Shedding fur is a common occurrence in both cats and dogs, and it often raises questions among pet owners. Whether you have a long-haired cat or a short-haired dog, shedding is a natural process that they go through. But have you ever wondered why cats and dogs shed fur? Let's explore this fascinating topic in more detail. First and foremost, shedding fur is a normal physiological phenomenon for cats and dogs. Just like humans shedding hair, our furry friends also undergo regular shedding to replace old or damaged fur. Most cats and dogs have a hair growth cycle, which means they go through periods of shedding and regrowth. For cats, this can happen throughout the year, while dogs often experience more pronounced shedding during seasonal changes.
One of the primary factors influencing shedding is the photoperiod. As the days grow shorter or longer, cats and dogs respond to these changes by shedding and growing new fur. This is why you might notice your pet's fur getting thicker during winter and shedding more in the spring as days start to lengthen. The changing light patterns trigger the hormone production responsible for regulating the growth and shedding cycle. Another reason why pets shed is due to their breed. Some breeds, like the Siberian Husky or Persian cat, have long hair that is prone to shedding. Other breeds, like the Poodle or the Sphynx cat, have short or no fur and may not shed as much. It is important for owners to research the shedding tendencies of different breeds before adopting a new pet.
Additionally, temperature variation plays a role in shedding as well. As the weather gets colder, many animals, including cats and dogs, develop a thicker, warmer coat. But when temperatures rise, they shed their excess fur to stay cool. This is especially noticeable in double-coated breeds or pets with thicker fur. It's their body's way of adapting to the environment and maintaining their comfort level. Nutrition and overall health also impact the condition of a cat or dog's fur. A balanced diet rich in essential nutrients such as proteins, fatty acids, and vitamins contributes to healthy hair growth. Malnutrition or poor diet can result in dry, brittle fur and increased shedding. Ensuring your pet receives proper nutrition will help keep their coat lustrous and minimize excessive shedding.
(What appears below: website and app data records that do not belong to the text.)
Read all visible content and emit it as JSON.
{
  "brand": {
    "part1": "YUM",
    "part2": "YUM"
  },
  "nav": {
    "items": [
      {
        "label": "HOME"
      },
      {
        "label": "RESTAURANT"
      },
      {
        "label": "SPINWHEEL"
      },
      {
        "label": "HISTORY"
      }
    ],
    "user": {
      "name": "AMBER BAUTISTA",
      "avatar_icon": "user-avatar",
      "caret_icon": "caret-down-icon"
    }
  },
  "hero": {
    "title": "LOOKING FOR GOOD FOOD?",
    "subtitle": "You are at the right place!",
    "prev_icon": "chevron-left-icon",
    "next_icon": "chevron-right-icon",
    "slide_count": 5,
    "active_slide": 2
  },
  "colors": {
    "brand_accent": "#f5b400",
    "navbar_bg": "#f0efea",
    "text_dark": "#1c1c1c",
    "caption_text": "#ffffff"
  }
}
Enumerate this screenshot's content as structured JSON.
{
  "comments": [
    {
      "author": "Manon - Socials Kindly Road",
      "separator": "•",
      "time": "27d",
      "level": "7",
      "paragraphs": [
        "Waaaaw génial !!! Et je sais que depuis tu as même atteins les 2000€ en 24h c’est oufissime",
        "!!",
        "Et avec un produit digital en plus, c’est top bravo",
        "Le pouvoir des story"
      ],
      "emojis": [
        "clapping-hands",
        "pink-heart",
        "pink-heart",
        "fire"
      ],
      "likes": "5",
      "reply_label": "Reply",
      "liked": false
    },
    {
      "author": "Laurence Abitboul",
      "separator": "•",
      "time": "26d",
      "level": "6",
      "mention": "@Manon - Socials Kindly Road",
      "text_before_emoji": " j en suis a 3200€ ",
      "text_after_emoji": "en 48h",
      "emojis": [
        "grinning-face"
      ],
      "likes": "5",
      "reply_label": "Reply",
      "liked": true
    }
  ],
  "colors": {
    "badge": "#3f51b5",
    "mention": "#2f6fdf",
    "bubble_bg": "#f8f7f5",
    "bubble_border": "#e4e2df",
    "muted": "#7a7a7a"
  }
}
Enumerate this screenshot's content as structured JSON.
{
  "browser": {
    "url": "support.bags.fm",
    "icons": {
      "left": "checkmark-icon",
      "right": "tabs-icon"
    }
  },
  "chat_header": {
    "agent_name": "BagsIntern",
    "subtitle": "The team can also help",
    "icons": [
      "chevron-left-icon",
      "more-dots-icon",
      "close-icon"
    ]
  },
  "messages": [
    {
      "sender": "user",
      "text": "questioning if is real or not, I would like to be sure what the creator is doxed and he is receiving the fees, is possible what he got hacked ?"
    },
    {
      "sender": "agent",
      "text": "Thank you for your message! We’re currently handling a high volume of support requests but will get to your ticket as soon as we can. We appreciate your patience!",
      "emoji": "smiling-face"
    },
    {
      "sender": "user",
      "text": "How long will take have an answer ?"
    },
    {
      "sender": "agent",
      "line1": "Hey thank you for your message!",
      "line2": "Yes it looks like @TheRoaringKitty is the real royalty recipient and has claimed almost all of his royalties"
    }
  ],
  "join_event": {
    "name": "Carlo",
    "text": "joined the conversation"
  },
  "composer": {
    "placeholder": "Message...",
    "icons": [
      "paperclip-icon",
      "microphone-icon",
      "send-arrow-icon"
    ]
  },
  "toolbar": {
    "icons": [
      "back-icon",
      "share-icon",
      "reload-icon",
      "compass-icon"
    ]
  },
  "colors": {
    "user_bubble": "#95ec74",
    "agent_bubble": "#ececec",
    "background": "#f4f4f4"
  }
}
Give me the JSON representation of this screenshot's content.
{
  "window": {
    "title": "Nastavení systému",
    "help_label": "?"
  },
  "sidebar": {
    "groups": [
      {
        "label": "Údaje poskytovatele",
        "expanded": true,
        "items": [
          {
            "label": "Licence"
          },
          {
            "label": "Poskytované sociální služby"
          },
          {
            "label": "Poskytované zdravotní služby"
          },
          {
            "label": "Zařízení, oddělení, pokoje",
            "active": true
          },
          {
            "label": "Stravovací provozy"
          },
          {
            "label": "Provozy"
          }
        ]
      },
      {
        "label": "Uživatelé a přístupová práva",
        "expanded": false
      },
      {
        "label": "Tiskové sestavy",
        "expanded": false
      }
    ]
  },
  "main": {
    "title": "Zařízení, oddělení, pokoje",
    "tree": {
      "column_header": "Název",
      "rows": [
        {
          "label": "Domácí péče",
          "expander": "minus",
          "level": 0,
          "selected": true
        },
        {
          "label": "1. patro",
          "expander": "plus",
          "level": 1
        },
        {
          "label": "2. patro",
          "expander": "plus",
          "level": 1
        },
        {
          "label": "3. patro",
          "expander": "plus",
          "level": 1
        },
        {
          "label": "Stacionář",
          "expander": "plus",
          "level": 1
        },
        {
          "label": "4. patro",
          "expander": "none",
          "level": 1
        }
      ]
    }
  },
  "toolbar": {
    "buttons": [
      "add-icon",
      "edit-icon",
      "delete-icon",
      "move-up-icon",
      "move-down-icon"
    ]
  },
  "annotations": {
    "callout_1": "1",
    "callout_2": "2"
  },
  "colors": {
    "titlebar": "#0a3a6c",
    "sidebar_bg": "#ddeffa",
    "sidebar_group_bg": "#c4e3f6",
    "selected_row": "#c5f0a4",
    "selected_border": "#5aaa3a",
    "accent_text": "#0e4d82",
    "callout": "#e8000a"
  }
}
Other factors, such as stress, allergies, and underlying medical conditions, can also affect how much fur a cat or dog sheds. Stressful situations, like moving to a new home or experiencing changes in their environment, can disrupt their natural shedding cycle. Allergies, both food-related and environmental, might cause excessive shedding as a response to the irritants. Additionally, certain medical conditions or diseases can lead to abnormal hair loss in pets. If you suspect any health issues, it's crucial to consult a veterinarian for a proper diagnosis and treatment. In conclusion, shedding fur is a natural process for cats and dogs that allows them to renew their coat and regulate their body temperature. Understanding why shedding occurs can help pet owners differentiate between normal shedding and abnormal hair loss. Regular grooming, a nutritious diet, and a stress-free environment are key factors in maintaining a healthy coat for your feline or canine companion. Always consult a veterinarian if you notice excessive shedding or any concerning changes in your pet's coat.